The Draft Policy on Relative Land Rights for Farm Workers released earlier this year by land reform minister Gugile Nkwinti proposes no direct benefit to these communities.

If the proposal was to be implemented most farm workers would be excluded, since the proposal only benefitted long-term permanent workers, said the statement, adding that the “poorly defined equity share scheme proposed by the policy is unlikely to do workers much good anyway.”

Also, according to the statement, many farmers would probably choose not to employ someone when this would lead to a loss of equity.

“The proposal is thus likely to worsen the jobs bloodbath that has already been destroying farming employment since the 1970s and will make the National Development Plan’s promise of 1 million new jobs in agriculture completely unattainable.”

The scheme would also cause serious erosion to the capital base of farmers, with R100 billion lost, and the effect on food production could be equally disastrous.

“As a worst case scenario we can expect to see a drop of roughly R91 billion in the value of marketed production. The result would be enormous increases in urban food prices,” said the statement.

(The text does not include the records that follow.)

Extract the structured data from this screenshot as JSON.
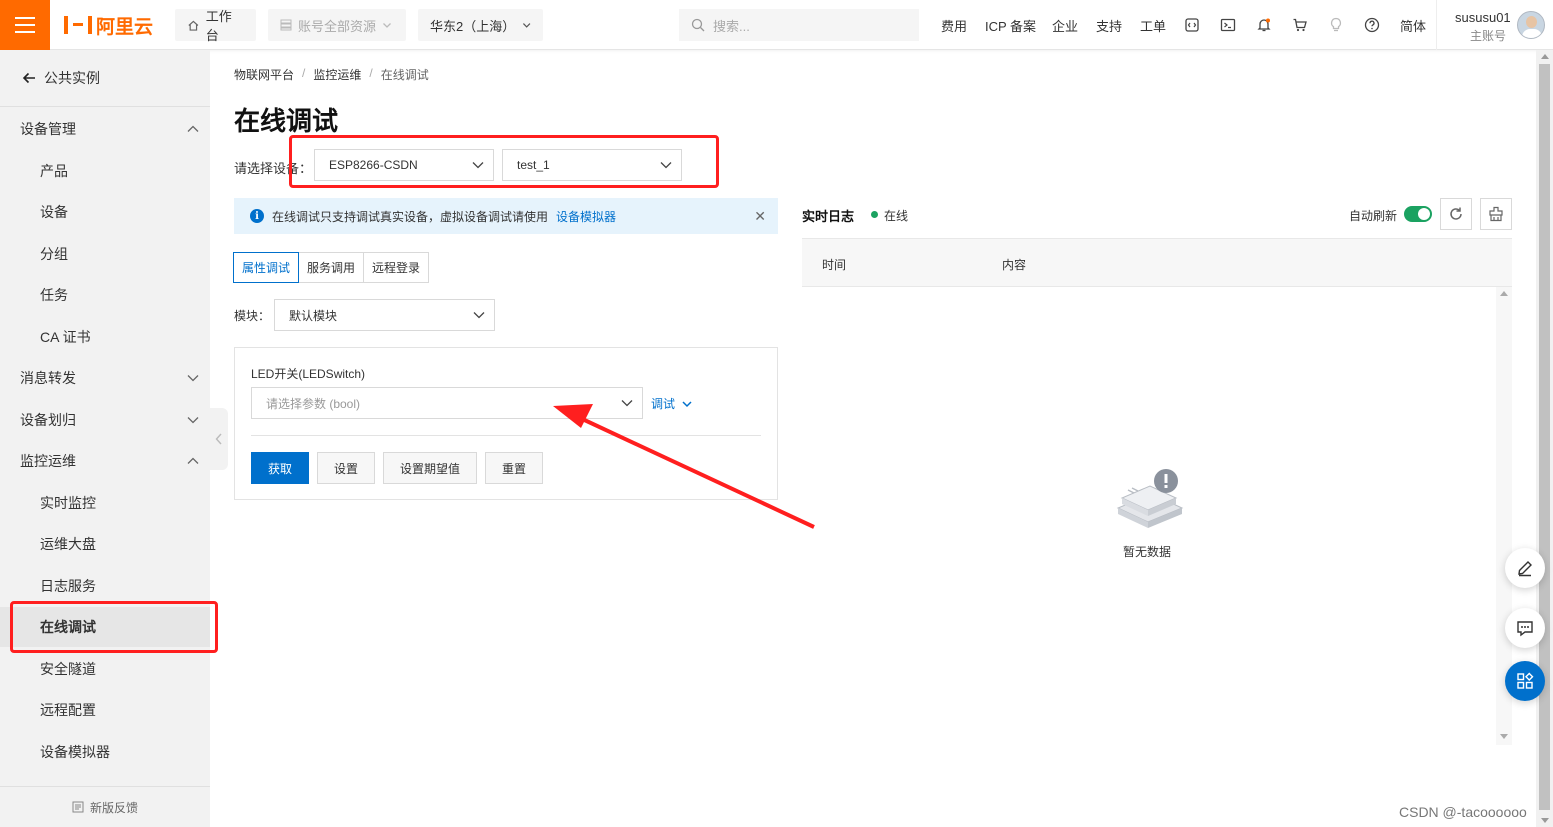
{
  "topbar": {
    "logo_text": "阿里云",
    "workbench": "工作台",
    "account_resources": "账号全部资源",
    "region": "华东2（上海）",
    "search_placeholder": "搜索...",
    "nav": [
      "费用",
      "ICP 备案",
      "企业",
      "支持",
      "工单"
    ],
    "lang": "简体",
    "user_name": "sususu01",
    "user_role": "主账号",
    "icons": [
      "code-icon",
      "terminal-icon",
      "bell-icon",
      "cart-icon",
      "bulb-icon",
      "help-icon"
    ],
    "accent": "#ff6a00"
  },
  "sidebar": {
    "back_label": "公共实例",
    "items": [
      {
        "label": "设备管理",
        "type": "group",
        "expanded": true
      },
      {
        "label": "产品",
        "type": "sub"
      },
      {
        "label": "设备",
        "type": "sub"
      },
      {
        "label": "分组",
        "type": "sub"
      },
      {
        "label": "任务",
        "type": "sub"
      },
      {
        "label": "CA 证书",
        "type": "sub"
      },
      {
        "label": "消息转发",
        "type": "group",
        "expanded": false
      },
      {
        "label": "设备划归",
        "type": "group",
        "expanded": false
      },
      {
        "label": "监控运维",
        "type": "group",
        "expanded": true
      },
      {
        "label": "实时监控",
        "type": "sub"
      },
      {
        "label": "运维大盘",
        "type": "sub"
      },
      {
        "label": "日志服务",
        "type": "sub"
      },
      {
        "label": "在线调试",
        "type": "sub",
        "active": true
      },
      {
        "label": "安全隧道",
        "type": "sub"
      },
      {
        "label": "远程配置",
        "type": "sub"
      },
      {
        "label": "设备模拟器",
        "type": "sub"
      }
    ],
    "feedback": "新版反馈"
  },
  "main": {
    "breadcrumb": [
      "物联网平台",
      "监控运维",
      "在线调试"
    ],
    "title": "在线调试",
    "device_label": "请选择设备：",
    "product_select": "ESP8266-CSDN",
    "device_select": "test_1",
    "alert_text": "在线调试只支持调试真实设备，虚拟设备调试请使用",
    "alert_link": "设备模拟器",
    "tabs": [
      "属性调试",
      "服务调用",
      "远程登录"
    ],
    "module_label": "模块：",
    "module_select": "默认模块",
    "property_name": "LED开关(LEDSwitch)",
    "param_placeholder": "请选择参数 (bool)",
    "debug_link": "调试",
    "buttons": [
      "获取",
      "设置",
      "设置期望值",
      "重置"
    ]
  },
  "log": {
    "title": "实时日志",
    "status": "在线",
    "status_color": "#1ba261",
    "auto_refresh": "自动刷新",
    "auto_refresh_on": true,
    "col_time": "时间",
    "col_content": "内容",
    "empty": "暂无数据"
  },
  "watermark": "CSDN @-tacoooooo",
  "annotation_color": "#ff1f1f"
}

A comprehensive plan to boost labour intensive agricultural production, both in the commercial farm areas and the former homelands would yield far more positive outcomes.